What you should do
Could you please find each line in the records that contains the word "true" and copy it?
* * *
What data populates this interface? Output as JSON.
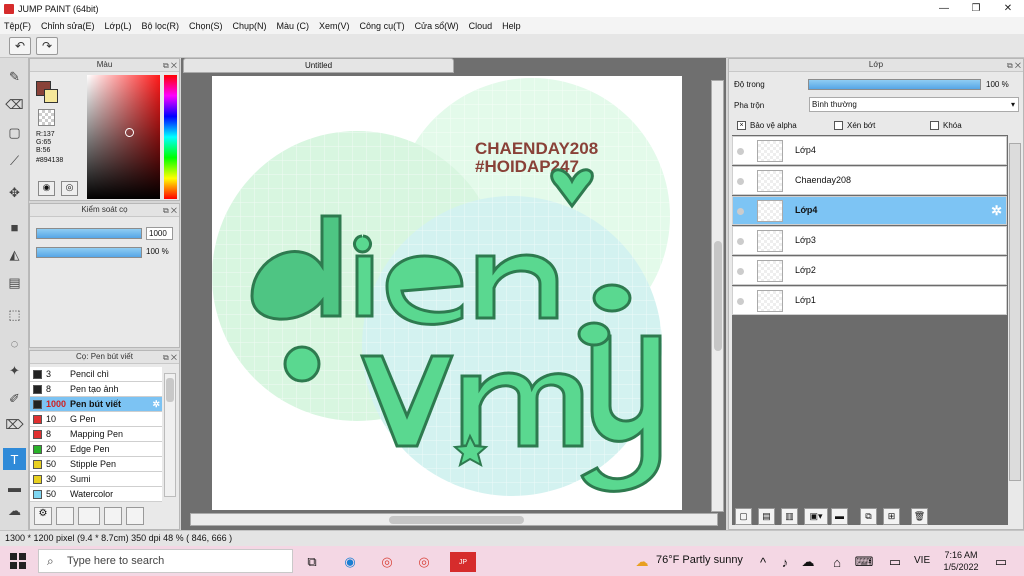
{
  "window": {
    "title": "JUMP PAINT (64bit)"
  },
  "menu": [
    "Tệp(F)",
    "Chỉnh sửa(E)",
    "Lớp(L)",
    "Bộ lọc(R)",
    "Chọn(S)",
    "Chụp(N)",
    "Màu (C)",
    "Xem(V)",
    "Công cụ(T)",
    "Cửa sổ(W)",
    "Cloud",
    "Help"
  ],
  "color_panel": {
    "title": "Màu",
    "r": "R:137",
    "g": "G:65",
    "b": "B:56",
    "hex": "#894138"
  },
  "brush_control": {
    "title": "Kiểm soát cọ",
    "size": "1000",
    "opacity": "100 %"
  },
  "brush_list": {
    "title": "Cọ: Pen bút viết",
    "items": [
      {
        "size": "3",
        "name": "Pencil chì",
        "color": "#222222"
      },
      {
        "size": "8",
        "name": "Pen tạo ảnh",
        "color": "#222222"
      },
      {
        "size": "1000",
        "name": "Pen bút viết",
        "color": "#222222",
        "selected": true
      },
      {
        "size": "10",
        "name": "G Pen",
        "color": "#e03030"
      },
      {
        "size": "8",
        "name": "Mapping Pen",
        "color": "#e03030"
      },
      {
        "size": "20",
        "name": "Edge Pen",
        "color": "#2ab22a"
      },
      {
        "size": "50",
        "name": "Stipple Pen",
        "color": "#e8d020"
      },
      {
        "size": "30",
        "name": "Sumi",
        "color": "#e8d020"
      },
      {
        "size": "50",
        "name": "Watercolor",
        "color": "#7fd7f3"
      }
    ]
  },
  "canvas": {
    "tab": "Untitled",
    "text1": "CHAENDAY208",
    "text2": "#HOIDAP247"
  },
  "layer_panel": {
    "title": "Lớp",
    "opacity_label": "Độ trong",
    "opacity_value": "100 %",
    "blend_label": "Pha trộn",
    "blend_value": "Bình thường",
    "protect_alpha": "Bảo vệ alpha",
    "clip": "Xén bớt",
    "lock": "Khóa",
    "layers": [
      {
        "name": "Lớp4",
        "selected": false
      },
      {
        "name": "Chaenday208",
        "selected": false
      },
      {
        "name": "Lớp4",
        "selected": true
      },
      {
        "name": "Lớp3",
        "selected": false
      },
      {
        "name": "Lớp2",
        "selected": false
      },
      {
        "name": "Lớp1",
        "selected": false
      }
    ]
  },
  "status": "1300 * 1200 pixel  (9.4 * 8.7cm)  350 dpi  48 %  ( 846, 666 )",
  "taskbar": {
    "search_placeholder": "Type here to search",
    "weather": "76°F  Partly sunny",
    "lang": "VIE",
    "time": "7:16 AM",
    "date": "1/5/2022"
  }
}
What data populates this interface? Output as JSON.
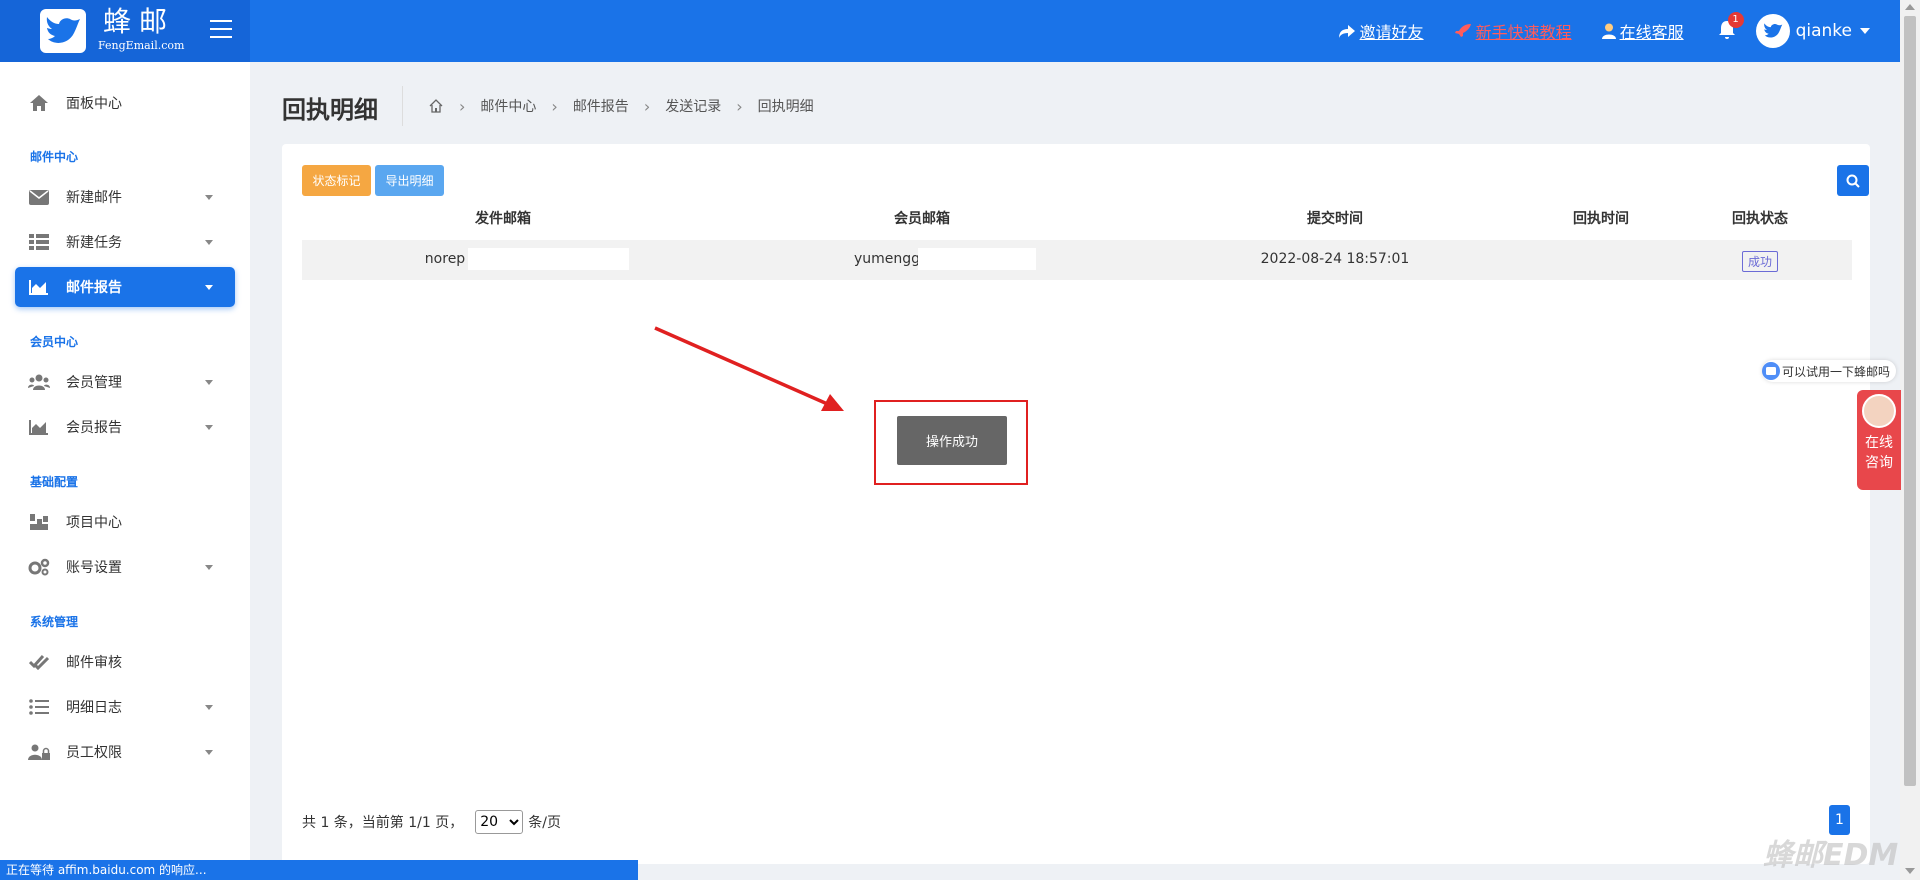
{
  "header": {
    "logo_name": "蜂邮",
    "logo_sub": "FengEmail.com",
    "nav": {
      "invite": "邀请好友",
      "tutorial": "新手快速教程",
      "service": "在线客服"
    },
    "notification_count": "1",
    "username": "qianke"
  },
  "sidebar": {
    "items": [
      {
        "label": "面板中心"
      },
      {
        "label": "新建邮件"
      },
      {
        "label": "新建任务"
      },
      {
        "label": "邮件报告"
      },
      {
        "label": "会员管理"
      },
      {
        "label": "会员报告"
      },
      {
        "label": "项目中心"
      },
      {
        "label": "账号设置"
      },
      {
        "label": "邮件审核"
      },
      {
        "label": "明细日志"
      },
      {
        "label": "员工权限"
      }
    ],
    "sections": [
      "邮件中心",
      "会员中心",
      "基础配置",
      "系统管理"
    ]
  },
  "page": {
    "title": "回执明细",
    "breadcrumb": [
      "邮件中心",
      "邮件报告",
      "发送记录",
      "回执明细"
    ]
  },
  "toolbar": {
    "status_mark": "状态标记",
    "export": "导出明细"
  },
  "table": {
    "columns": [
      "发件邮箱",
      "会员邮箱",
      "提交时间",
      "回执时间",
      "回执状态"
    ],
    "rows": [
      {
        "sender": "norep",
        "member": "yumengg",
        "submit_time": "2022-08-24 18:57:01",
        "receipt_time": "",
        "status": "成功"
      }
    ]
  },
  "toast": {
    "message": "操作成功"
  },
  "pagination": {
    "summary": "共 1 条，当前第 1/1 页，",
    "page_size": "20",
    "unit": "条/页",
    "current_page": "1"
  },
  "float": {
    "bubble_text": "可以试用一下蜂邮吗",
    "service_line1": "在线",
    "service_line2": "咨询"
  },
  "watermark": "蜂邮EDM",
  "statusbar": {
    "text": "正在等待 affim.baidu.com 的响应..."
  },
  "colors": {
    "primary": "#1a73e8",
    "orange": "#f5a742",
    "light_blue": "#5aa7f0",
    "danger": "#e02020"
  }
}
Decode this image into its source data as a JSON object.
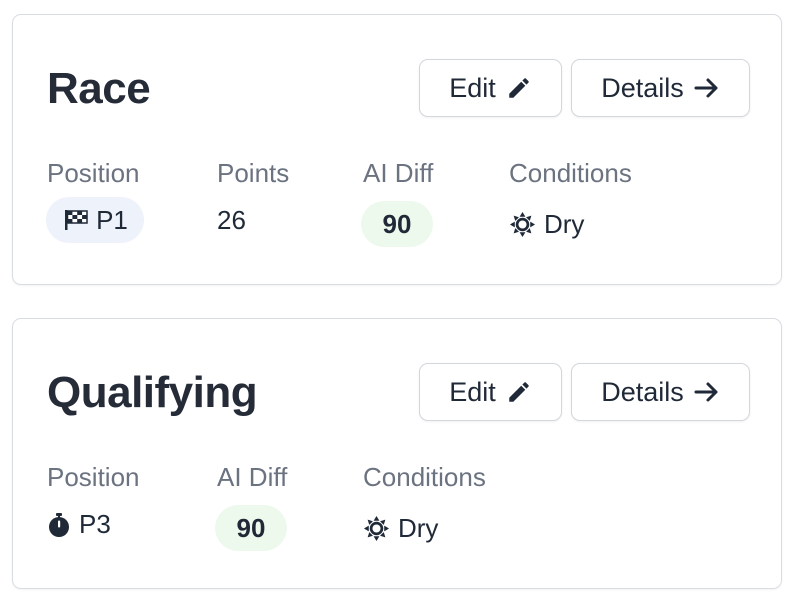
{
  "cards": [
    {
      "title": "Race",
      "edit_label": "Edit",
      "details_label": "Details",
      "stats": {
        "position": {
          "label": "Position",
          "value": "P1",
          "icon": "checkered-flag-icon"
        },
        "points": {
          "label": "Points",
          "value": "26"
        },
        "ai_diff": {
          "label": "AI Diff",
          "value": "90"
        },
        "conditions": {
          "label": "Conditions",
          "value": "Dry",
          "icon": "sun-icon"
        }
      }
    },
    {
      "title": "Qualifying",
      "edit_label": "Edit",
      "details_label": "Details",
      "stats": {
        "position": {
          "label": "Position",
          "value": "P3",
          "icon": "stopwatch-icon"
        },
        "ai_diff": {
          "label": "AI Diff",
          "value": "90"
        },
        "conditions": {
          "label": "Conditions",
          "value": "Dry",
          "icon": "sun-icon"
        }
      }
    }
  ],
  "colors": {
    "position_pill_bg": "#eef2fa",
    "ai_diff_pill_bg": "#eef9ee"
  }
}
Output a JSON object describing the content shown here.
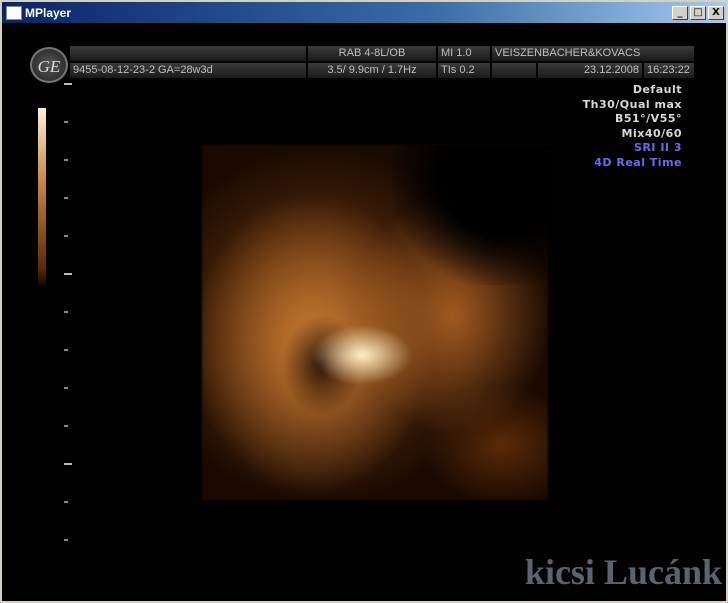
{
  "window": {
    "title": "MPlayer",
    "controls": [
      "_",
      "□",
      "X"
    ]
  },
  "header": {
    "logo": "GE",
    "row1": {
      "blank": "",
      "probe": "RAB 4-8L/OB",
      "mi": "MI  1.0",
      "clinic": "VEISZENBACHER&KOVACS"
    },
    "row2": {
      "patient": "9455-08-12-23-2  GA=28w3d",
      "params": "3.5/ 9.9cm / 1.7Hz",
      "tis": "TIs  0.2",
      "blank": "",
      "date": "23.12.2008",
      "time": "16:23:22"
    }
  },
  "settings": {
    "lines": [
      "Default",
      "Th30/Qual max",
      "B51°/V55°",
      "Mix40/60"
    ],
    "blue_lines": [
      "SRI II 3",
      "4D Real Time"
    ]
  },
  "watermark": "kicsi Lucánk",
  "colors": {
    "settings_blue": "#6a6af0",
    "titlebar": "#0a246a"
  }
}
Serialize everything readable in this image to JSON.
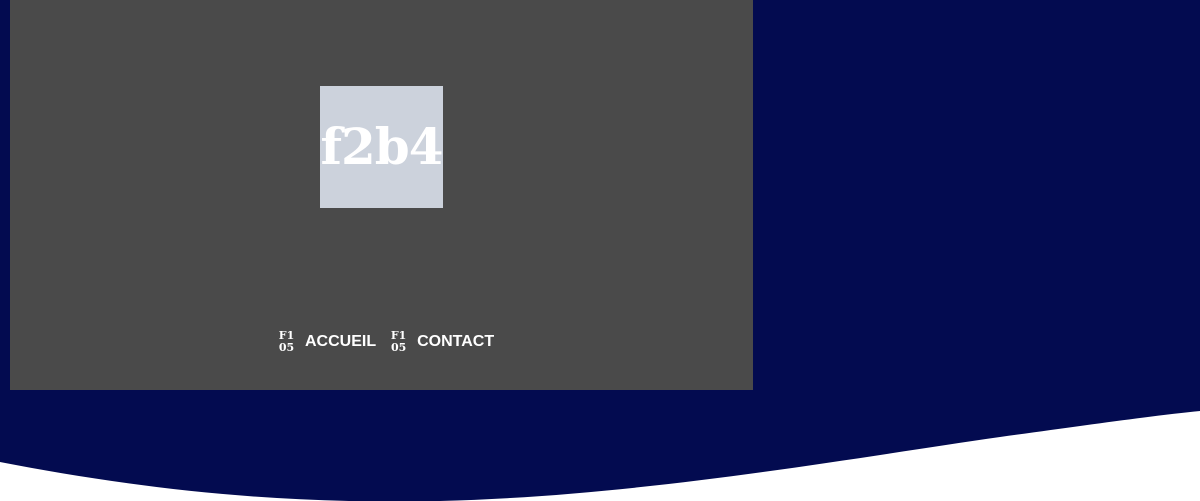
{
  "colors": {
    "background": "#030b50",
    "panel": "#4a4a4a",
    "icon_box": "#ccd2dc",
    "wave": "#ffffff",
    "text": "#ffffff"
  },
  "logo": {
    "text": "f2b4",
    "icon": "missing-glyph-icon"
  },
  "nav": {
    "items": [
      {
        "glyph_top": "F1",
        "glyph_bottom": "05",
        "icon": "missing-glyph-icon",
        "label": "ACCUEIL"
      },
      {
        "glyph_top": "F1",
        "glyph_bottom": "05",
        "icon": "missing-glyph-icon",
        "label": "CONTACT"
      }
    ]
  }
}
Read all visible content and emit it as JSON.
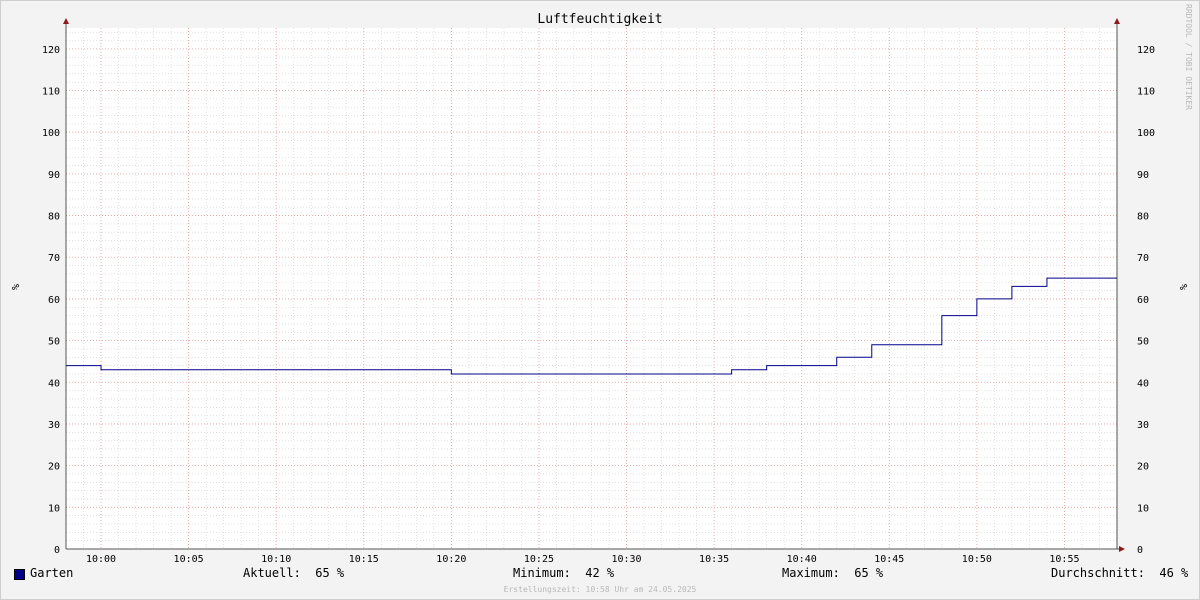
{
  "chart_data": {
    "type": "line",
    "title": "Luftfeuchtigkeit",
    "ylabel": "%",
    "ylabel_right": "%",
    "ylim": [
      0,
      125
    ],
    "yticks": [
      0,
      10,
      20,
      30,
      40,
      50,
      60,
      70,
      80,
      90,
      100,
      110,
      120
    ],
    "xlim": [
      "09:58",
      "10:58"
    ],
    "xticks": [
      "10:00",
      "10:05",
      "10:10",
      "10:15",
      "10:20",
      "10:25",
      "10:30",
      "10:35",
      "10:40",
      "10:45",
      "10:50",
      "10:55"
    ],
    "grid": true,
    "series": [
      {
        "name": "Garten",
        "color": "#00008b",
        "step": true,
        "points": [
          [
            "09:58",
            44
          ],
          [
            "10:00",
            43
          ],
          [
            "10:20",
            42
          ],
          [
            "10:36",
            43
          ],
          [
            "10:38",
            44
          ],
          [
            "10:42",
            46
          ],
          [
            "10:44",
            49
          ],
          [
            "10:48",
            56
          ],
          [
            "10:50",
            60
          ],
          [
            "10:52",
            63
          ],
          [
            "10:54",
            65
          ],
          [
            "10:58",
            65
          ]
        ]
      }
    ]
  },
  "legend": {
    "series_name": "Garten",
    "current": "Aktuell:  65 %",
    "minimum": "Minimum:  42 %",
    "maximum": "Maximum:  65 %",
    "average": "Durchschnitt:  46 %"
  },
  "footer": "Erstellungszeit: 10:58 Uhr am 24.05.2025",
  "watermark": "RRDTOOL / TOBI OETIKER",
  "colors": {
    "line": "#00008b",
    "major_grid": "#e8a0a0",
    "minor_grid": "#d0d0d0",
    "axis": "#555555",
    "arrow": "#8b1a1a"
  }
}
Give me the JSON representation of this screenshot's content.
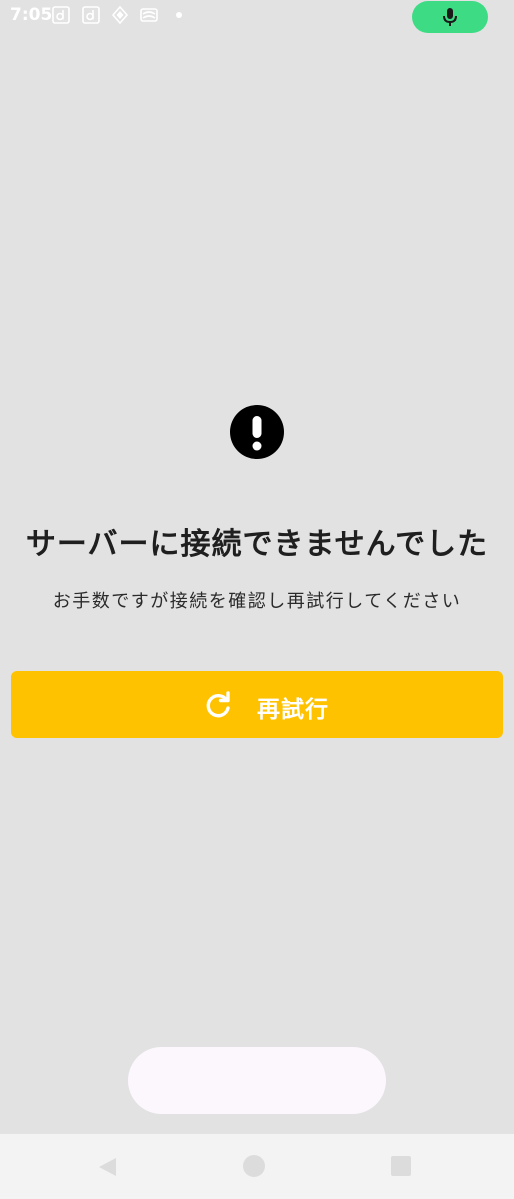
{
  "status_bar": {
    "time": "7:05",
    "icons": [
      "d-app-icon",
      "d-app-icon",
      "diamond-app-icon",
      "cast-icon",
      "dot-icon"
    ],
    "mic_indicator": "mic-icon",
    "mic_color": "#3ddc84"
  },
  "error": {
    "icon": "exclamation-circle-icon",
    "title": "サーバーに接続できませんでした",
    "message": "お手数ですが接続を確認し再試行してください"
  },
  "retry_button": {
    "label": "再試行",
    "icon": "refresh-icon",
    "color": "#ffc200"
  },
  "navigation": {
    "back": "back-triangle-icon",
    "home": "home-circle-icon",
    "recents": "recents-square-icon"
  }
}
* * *
Answer space
        "selected": true
        "selected": true
    "grid": true,
        "step": true,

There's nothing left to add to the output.